§ **What to do**
Pull each line containing "enabled" from the data.

§ **Listed records**
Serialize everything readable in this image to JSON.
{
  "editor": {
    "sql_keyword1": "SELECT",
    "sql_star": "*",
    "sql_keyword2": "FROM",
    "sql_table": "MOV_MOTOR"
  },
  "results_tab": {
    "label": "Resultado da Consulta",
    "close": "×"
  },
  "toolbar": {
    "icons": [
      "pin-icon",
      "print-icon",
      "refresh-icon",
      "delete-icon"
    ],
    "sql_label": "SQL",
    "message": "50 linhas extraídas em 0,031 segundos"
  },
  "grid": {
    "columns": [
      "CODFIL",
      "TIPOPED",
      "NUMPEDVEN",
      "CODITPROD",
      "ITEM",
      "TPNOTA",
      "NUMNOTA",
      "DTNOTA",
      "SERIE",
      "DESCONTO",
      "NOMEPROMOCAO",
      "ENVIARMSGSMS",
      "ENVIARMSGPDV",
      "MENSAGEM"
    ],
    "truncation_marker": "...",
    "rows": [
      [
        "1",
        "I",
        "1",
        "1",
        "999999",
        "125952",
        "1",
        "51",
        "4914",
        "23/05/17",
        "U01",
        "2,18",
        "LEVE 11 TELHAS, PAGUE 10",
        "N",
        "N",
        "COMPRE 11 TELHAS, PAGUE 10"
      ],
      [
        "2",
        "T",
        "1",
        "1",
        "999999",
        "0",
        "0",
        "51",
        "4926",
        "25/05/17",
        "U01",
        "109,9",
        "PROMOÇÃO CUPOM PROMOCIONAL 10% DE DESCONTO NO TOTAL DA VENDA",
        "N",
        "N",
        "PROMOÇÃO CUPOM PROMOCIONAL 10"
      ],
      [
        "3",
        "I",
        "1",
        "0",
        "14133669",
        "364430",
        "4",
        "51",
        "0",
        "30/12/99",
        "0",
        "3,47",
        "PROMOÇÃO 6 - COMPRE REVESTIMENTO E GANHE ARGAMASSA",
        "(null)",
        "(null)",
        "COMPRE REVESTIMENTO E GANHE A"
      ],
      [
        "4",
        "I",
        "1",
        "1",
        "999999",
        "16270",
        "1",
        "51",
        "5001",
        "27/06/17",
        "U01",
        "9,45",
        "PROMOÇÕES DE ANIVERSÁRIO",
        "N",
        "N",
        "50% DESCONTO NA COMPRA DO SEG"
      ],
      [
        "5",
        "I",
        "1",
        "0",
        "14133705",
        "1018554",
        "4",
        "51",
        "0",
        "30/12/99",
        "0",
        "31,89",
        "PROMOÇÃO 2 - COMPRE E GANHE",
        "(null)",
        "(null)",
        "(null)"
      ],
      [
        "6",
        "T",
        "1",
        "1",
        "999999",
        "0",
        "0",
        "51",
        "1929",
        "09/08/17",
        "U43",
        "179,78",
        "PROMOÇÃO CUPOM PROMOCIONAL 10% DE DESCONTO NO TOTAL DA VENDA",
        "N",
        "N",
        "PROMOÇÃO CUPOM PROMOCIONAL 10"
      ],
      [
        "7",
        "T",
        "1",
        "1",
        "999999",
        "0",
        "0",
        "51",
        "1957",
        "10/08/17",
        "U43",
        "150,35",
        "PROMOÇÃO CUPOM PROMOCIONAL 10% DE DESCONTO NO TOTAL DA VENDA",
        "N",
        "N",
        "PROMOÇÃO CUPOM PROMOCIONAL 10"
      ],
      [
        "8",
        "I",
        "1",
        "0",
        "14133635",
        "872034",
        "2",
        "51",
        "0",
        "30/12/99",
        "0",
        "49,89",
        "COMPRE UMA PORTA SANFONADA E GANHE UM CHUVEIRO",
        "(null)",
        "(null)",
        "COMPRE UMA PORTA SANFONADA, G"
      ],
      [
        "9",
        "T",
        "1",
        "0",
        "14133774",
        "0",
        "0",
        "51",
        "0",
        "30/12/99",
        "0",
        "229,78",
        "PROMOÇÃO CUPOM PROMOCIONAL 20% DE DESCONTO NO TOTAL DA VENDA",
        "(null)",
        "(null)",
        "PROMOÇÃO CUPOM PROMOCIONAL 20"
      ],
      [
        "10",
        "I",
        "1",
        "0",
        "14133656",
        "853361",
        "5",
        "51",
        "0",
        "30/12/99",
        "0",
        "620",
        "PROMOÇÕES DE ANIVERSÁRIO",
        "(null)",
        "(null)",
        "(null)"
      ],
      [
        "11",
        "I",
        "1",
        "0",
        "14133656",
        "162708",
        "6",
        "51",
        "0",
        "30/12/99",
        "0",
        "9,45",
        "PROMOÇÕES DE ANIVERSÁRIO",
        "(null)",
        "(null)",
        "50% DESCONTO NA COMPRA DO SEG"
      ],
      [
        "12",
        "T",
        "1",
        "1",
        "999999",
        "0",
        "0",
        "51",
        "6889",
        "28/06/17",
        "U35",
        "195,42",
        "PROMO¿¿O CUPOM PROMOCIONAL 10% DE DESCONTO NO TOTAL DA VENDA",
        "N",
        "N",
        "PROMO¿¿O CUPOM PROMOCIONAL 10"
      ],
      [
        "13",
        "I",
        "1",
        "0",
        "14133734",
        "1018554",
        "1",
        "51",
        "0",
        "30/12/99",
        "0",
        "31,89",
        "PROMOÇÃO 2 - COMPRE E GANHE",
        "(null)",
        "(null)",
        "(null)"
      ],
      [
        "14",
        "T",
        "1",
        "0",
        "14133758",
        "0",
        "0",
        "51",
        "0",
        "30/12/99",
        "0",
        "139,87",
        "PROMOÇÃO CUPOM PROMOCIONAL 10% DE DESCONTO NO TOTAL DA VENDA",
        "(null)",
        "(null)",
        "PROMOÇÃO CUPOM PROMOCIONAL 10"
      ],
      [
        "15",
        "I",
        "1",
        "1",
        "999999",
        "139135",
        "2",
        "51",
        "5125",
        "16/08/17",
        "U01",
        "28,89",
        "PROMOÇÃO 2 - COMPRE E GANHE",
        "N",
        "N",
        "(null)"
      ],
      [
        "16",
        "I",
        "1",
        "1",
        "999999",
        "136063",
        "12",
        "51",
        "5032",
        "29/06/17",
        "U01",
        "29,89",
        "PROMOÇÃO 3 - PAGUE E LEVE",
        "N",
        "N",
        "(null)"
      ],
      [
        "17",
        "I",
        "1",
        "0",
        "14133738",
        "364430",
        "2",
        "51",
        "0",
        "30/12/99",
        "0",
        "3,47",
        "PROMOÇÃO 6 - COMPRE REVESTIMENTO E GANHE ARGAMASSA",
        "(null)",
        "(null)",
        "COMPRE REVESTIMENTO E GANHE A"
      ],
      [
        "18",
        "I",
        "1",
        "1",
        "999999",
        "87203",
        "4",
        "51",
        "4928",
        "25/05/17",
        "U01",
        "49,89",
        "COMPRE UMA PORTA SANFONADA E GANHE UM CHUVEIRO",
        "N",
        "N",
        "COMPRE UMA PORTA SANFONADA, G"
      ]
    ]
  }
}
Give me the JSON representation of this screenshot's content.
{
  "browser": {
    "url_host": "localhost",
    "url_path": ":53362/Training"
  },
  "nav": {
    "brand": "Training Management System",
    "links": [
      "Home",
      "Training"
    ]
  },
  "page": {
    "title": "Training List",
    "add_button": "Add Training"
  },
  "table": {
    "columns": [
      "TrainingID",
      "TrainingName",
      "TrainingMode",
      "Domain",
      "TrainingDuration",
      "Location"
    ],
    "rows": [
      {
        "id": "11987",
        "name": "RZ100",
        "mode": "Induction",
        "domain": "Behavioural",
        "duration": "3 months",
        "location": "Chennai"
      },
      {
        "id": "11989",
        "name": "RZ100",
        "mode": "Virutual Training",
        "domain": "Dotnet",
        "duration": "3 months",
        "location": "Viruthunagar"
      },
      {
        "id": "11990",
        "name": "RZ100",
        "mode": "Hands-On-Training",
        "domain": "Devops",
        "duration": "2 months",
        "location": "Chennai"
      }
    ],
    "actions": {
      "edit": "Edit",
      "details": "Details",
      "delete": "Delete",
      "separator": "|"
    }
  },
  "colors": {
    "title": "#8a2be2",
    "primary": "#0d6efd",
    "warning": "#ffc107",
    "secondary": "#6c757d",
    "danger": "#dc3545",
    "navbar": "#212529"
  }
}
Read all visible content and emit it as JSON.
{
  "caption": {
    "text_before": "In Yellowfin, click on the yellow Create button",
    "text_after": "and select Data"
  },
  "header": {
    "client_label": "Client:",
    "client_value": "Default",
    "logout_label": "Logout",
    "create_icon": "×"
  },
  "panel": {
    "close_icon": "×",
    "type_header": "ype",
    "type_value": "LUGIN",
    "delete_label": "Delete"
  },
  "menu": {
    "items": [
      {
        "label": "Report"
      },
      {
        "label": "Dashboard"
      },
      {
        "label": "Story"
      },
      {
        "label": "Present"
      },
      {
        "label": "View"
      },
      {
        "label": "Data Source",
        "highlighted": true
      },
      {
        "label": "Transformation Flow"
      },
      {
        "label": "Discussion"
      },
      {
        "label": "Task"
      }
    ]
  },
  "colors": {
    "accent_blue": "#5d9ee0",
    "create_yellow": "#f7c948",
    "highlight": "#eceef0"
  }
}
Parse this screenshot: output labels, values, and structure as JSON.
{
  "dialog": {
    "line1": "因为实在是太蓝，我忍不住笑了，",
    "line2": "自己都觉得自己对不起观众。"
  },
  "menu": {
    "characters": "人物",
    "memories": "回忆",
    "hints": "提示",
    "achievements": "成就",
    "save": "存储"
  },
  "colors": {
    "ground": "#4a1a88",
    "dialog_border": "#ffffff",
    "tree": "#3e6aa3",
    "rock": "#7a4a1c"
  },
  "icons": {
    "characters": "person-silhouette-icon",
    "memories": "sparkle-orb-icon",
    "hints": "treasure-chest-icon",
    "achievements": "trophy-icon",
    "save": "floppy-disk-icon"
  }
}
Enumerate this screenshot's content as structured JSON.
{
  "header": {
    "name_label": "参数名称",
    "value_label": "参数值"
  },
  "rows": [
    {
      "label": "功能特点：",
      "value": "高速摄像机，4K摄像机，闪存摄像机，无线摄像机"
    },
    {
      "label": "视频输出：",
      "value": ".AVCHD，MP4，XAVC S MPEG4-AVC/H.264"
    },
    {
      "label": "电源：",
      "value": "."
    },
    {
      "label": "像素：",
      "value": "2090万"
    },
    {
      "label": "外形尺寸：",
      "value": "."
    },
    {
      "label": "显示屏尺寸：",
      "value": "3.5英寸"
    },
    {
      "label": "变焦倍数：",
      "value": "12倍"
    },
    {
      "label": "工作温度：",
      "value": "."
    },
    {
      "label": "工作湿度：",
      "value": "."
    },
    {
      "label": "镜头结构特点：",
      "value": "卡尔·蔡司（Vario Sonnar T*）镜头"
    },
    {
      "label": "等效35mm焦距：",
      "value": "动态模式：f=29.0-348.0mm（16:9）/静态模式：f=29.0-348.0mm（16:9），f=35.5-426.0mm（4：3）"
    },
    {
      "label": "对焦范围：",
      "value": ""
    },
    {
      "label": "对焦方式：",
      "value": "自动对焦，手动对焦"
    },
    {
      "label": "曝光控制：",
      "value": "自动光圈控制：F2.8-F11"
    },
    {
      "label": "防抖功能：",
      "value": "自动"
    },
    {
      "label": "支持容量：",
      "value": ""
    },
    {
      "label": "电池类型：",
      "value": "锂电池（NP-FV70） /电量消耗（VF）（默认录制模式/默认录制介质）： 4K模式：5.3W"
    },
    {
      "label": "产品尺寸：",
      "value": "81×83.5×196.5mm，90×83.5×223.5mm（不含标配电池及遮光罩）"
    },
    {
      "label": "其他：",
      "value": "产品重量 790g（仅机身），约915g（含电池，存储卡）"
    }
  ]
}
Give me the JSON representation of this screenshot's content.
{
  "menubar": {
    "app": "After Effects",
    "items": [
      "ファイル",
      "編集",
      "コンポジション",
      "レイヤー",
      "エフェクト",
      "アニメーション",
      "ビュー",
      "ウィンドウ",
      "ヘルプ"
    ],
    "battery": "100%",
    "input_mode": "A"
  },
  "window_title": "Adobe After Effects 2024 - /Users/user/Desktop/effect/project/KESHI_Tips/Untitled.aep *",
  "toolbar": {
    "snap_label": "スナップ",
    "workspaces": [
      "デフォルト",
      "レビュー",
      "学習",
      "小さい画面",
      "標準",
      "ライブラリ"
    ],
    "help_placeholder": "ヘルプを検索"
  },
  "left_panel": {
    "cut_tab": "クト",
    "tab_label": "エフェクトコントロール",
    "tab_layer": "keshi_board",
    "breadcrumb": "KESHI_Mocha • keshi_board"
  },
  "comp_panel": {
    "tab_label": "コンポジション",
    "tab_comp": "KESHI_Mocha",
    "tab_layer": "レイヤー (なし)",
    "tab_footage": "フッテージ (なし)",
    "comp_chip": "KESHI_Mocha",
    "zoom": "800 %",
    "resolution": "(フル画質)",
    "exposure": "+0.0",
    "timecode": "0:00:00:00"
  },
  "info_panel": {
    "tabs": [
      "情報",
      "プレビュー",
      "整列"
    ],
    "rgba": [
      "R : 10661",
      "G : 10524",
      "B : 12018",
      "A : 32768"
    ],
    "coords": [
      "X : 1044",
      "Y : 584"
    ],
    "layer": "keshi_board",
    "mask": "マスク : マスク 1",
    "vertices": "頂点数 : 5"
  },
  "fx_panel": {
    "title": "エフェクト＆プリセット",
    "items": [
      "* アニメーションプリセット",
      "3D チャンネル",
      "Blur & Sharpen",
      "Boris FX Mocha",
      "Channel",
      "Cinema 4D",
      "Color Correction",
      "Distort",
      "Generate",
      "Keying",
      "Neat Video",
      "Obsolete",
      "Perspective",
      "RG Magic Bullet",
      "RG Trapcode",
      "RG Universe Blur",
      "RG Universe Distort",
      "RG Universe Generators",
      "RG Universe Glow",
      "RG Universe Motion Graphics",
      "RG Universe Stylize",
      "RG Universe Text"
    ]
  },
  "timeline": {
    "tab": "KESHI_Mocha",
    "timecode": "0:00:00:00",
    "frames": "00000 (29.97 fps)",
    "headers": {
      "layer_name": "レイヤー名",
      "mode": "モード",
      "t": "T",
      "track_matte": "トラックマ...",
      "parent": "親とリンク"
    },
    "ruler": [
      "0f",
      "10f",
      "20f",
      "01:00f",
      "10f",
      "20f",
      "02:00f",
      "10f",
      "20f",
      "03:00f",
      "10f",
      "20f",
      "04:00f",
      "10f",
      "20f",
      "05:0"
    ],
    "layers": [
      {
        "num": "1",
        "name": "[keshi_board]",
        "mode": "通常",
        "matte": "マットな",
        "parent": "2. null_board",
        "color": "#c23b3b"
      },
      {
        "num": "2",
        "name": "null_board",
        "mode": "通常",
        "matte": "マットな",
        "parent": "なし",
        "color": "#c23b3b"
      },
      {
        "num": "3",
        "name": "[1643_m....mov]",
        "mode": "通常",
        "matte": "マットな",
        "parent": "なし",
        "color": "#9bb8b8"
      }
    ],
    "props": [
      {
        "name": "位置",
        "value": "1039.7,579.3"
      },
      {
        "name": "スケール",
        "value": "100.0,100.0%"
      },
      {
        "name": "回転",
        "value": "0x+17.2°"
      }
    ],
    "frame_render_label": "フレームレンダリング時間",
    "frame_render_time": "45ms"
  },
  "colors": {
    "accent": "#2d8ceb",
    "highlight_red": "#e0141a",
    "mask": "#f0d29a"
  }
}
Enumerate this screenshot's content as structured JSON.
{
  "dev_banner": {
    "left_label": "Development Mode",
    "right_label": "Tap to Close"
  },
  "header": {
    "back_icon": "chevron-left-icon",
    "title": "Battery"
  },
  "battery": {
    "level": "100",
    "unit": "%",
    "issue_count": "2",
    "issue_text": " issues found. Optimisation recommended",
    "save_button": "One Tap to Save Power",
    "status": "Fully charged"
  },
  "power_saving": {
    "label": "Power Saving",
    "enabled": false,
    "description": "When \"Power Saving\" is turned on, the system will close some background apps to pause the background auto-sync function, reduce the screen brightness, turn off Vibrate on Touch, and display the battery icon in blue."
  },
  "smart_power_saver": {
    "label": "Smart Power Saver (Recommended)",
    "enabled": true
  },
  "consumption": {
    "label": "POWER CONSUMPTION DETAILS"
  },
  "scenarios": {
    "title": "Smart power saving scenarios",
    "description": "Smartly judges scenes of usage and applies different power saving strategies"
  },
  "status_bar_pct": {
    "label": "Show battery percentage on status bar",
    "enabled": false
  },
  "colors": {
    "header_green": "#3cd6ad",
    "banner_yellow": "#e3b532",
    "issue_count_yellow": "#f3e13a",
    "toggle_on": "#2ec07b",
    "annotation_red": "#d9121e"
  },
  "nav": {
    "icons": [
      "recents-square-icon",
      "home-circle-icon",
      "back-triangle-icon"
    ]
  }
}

§ **Reply to the task**
    "enabled": false,
    "enabled": true
    "enabled": false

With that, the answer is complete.